If a line of the records contains the word "this", list it.
STORED DATA START
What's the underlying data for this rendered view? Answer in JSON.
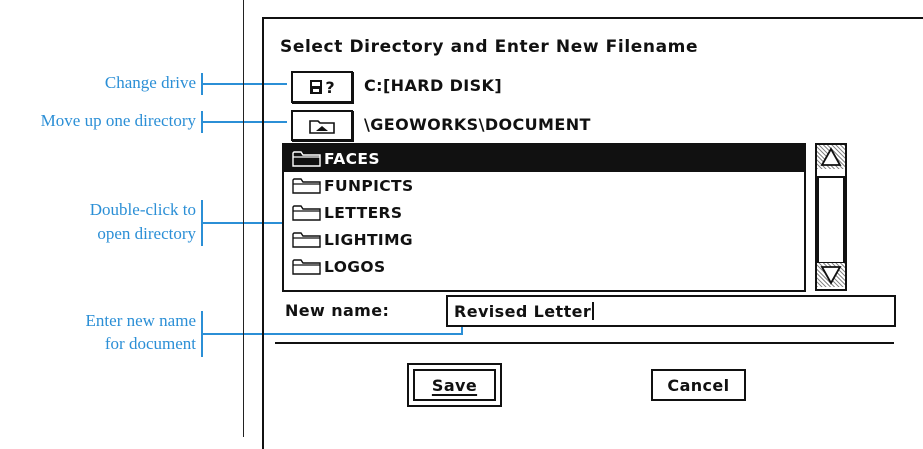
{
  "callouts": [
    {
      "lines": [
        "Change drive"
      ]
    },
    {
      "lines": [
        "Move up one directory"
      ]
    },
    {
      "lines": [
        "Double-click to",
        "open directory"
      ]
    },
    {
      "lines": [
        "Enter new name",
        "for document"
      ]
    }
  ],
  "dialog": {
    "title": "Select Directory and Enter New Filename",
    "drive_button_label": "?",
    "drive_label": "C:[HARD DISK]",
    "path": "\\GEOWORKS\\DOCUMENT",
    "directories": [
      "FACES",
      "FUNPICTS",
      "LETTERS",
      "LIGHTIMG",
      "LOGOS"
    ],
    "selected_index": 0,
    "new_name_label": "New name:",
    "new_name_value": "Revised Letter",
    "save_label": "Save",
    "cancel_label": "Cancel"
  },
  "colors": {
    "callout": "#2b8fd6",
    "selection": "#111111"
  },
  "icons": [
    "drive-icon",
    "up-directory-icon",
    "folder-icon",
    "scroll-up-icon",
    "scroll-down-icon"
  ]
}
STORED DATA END
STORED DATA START
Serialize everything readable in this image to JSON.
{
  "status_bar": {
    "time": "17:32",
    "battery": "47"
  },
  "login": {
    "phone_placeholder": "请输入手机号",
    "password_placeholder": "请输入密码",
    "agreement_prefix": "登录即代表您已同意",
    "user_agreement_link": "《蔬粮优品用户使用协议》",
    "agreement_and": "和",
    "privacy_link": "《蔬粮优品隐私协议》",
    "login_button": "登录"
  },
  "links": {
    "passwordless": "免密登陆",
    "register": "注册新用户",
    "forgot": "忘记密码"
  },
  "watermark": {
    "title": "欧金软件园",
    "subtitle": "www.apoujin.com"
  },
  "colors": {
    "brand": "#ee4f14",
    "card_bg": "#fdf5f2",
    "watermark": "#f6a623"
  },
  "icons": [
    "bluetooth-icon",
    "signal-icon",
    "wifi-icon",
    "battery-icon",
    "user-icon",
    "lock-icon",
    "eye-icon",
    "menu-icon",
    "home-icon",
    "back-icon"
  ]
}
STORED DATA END
▶ [SOLUTION TO THE PROBLEM]:
What's the underlying data for this rendered view? Answer in JSON.
Serialize everything readable in this image to JSON.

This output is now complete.